Prevention Strategies for Chronic Gastritis

Prevention strategies for chronic gastritis focus on making lifestyle changes and adopting healthy habits. One of the key ways to prevent chronic gastritis is by maintaining good personal hygiene. Washing hands thoroughly before eating and after using the restroom can help reduce the risk of infection caused by bacteria like Helicobacter pylori, which is a common cause of chronic gastritis. Additionally, avoiding exposure to harmful substances such as tobacco smoke and certain chemicals can also contribute to preventing chronic gastritis.

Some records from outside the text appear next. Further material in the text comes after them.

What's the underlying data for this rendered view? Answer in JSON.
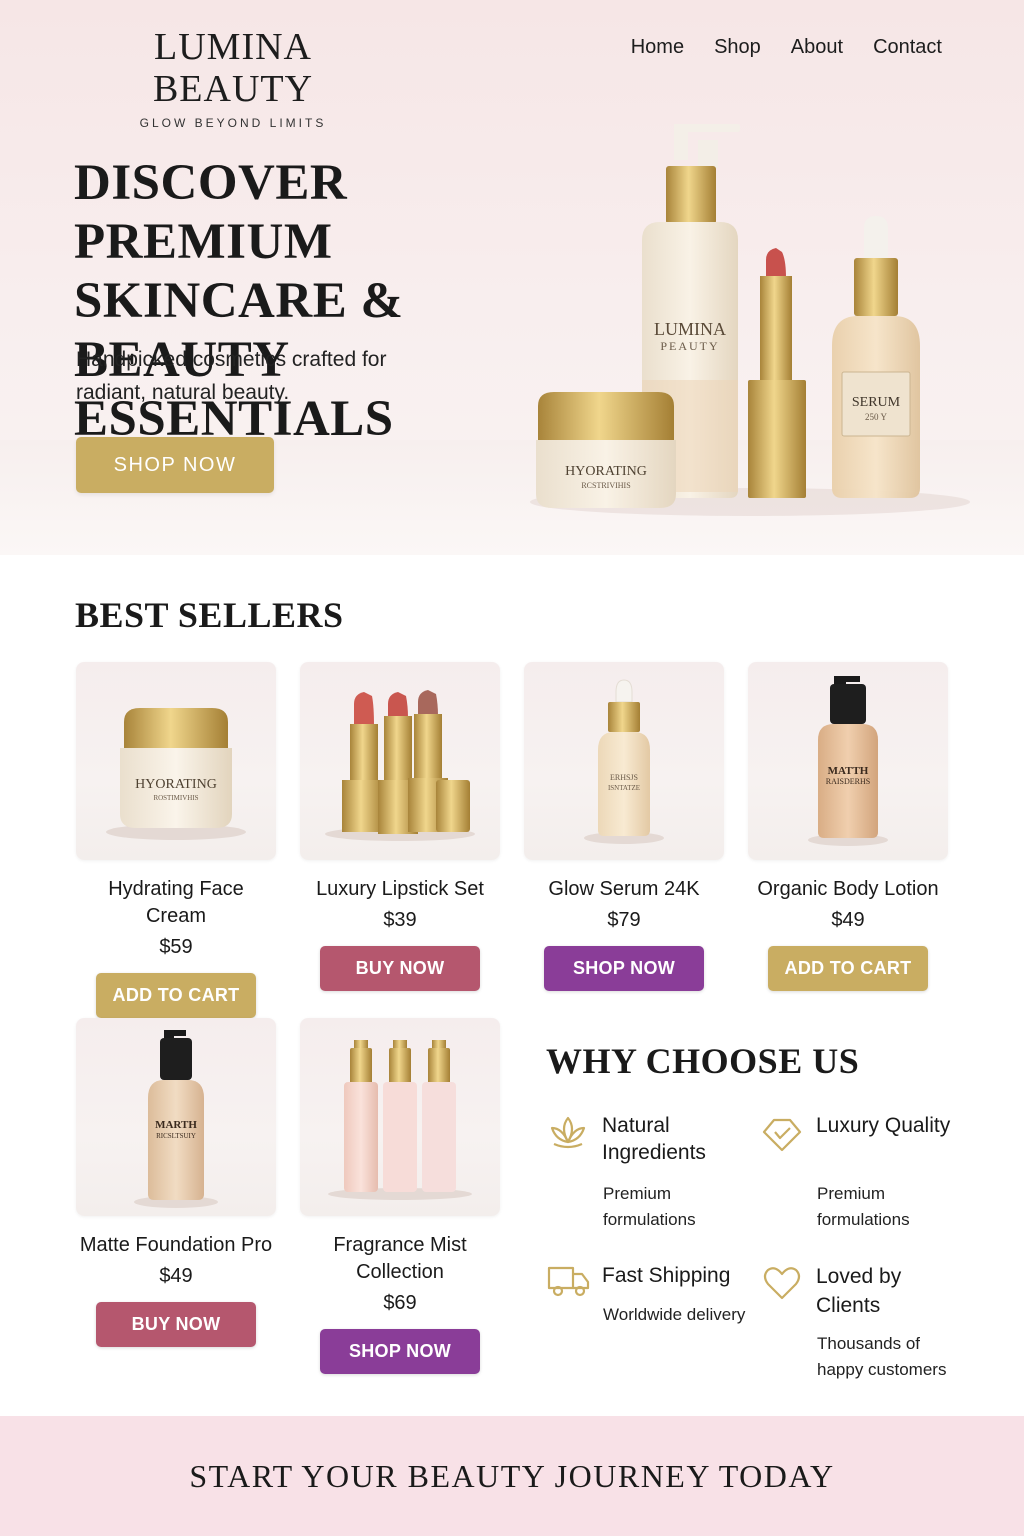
{
  "brand": {
    "name": "LUMINA BEAUTY",
    "tagline": "GLOW BEYOND LIMITS"
  },
  "nav": {
    "items": [
      "Home",
      "Shop",
      "About",
      "Contact"
    ]
  },
  "hero": {
    "title": "DISCOVER PREMIUM SKINCARE & BEAUTY ESSENTIALS",
    "subtitle": "Handpicked cosmetics crafted for radiant, natural beauty.",
    "cta_label": "SHOP NOW",
    "product_labels": {
      "bottle_top": "LUMINA",
      "bottle_bottom": "PEAUTY",
      "jar_top": "HYORATING",
      "jar_bottom": "RCSTRIVIHIS",
      "serum_top": "SERUM",
      "serum_bottom": "250 Y"
    }
  },
  "best_sellers": {
    "title": "BEST SELLERS",
    "products": [
      {
        "name": "Hydrating Face Cream",
        "price": "$59",
        "button": "ADD TO CART",
        "button_style": "gold",
        "icon": "face-cream-jar",
        "label_top": "HYORATING",
        "label_bottom": "ROSTIMIVHIS"
      },
      {
        "name": "Luxury Lipstick Set",
        "price": "$39",
        "button": "BUY NOW",
        "button_style": "rose",
        "icon": "lipstick-set"
      },
      {
        "name": "Glow Serum 24K",
        "price": "$79",
        "button": "SHOP NOW",
        "button_style": "purple",
        "icon": "serum-dropper-bottle",
        "label_top": "ERHSJS",
        "label_bottom": "ISNTATZE"
      },
      {
        "name": "Organic Body Lotion",
        "price": "$49",
        "button": "ADD TO CART",
        "button_style": "gold",
        "icon": "lotion-pump-bottle",
        "label_top": "MATTH",
        "label_bottom": "RAISDERHS"
      },
      {
        "name": "Matte Foundation Pro",
        "price": "$49",
        "button": "BUY NOW",
        "button_style": "rose",
        "icon": "foundation-bottle",
        "label_top": "MARTH",
        "label_bottom": "RICSLTSUIY"
      },
      {
        "name": "Fragrance Mist Collection",
        "price": "$69",
        "button": "SHOP NOW",
        "button_style": "purple",
        "icon": "mist-spray-bottles"
      }
    ]
  },
  "why": {
    "title": "WHY CHOOSE US",
    "features": [
      {
        "title": "Natural Ingredients",
        "desc": "Premium formulations",
        "icon": "lotus-icon"
      },
      {
        "title": "Luxury Quality",
        "desc": "Premium formulations",
        "icon": "diamond-icon"
      },
      {
        "title": "Fast Shipping",
        "desc": "Worldwide delivery",
        "icon": "truck-icon"
      },
      {
        "title": "Loved by Clients",
        "desc": "Thousands of happy customers",
        "icon": "heart-icon"
      }
    ]
  },
  "cta_banner": {
    "text": "START YOUR BEAUTY JOURNEY TODAY"
  },
  "colors": {
    "gold": "#c9ad62",
    "rose": "#b5576e",
    "purple": "#8a3d98",
    "banner_pink": "#f8e1e7"
  }
}
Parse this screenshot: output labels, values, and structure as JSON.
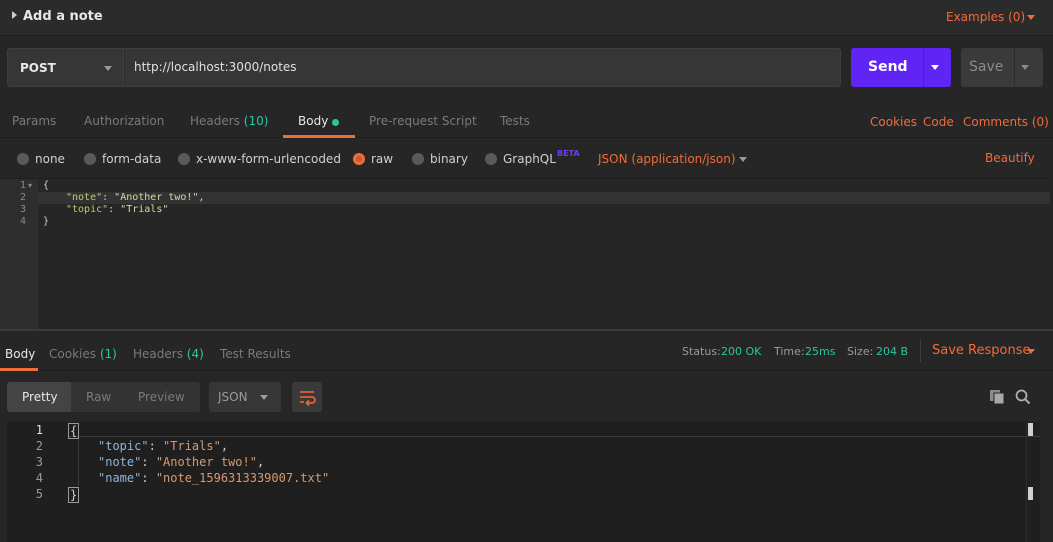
{
  "header": {
    "title": "Add a note",
    "examples_label": "Examples (0)"
  },
  "request": {
    "method": "POST",
    "url": "http://localhost:3000/notes",
    "send_label": "Send",
    "save_label": "Save"
  },
  "request_tabs": {
    "params": "Params",
    "authorization": "Authorization",
    "headers": "Headers",
    "headers_count": "(10)",
    "body": "Body",
    "prerequest": "Pre-request Script",
    "tests": "Tests",
    "cookies": "Cookies",
    "code": "Code",
    "comments": "Comments (0)"
  },
  "body_types": {
    "none": "none",
    "form_data": "form-data",
    "urlencoded": "x-www-form-urlencoded",
    "raw": "raw",
    "binary": "binary",
    "graphql": "GraphQL",
    "beta": "BETA",
    "selected": "raw",
    "content_type": "JSON (application/json)",
    "beautify": "Beautify"
  },
  "request_editor": {
    "line_numbers": [
      "1",
      "2",
      "3",
      "4"
    ],
    "line1": "{",
    "line2_key": "\"note\"",
    "line2_sep": ": ",
    "line2_val": "\"Another two!\"",
    "line2_end": ",",
    "line3_key": "\"topic\"",
    "line3_sep": ": ",
    "line3_val": "\"Trials\"",
    "line4": "}"
  },
  "response_tabs": {
    "body": "Body",
    "cookies": "Cookies",
    "cookies_count": "(1)",
    "headers": "Headers",
    "headers_count": "(4)",
    "test_results": "Test Results",
    "status_label": "Status:",
    "status_value": "200 OK",
    "time_label": "Time:",
    "time_value": "25ms",
    "size_label": "Size:",
    "size_value": "204 B",
    "save_response": "Save Response"
  },
  "response_toolbar": {
    "pretty": "Pretty",
    "raw": "Raw",
    "preview": "Preview",
    "format": "JSON"
  },
  "response_editor": {
    "line_numbers": [
      "1",
      "2",
      "3",
      "4",
      "5"
    ],
    "line1": "{",
    "line2_key": "\"topic\"",
    "line2_val": "\"Trials\"",
    "line3_key": "\"note\"",
    "line3_val": "\"Another two!\"",
    "line4_key": "\"name\"",
    "line4_val": "\"note_1596313339007.txt\"",
    "line5": "}",
    "sep": ": ",
    "comma": ","
  },
  "colors": {
    "accent": "#f26b3a",
    "send": "#6025f5",
    "success": "#27c8a1",
    "background": "#262626"
  },
  "icons": [
    "caret-right-icon",
    "chevron-down-icon",
    "wrap-lines-icon",
    "copy-icon",
    "search-icon"
  ]
}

Another important prevention strategy is to take steps to reduce stress. Stress has been linked to an increased risk of developing gastritis and other digestive disorders. Engaging in activities that promote relaxation, such as exercise, meditation, or hobbies, can help manage stress levels and potentially prevent the onset of chronic gastritis. Additionally, getting enough sleep and maintaining a healthy work-life balance are important aspects of stress management and overall well-being. By adopting these prevention strategies, individuals can take proactive measures to reduce their risk of developing chronic gastritis and maintain a healthy digestive system.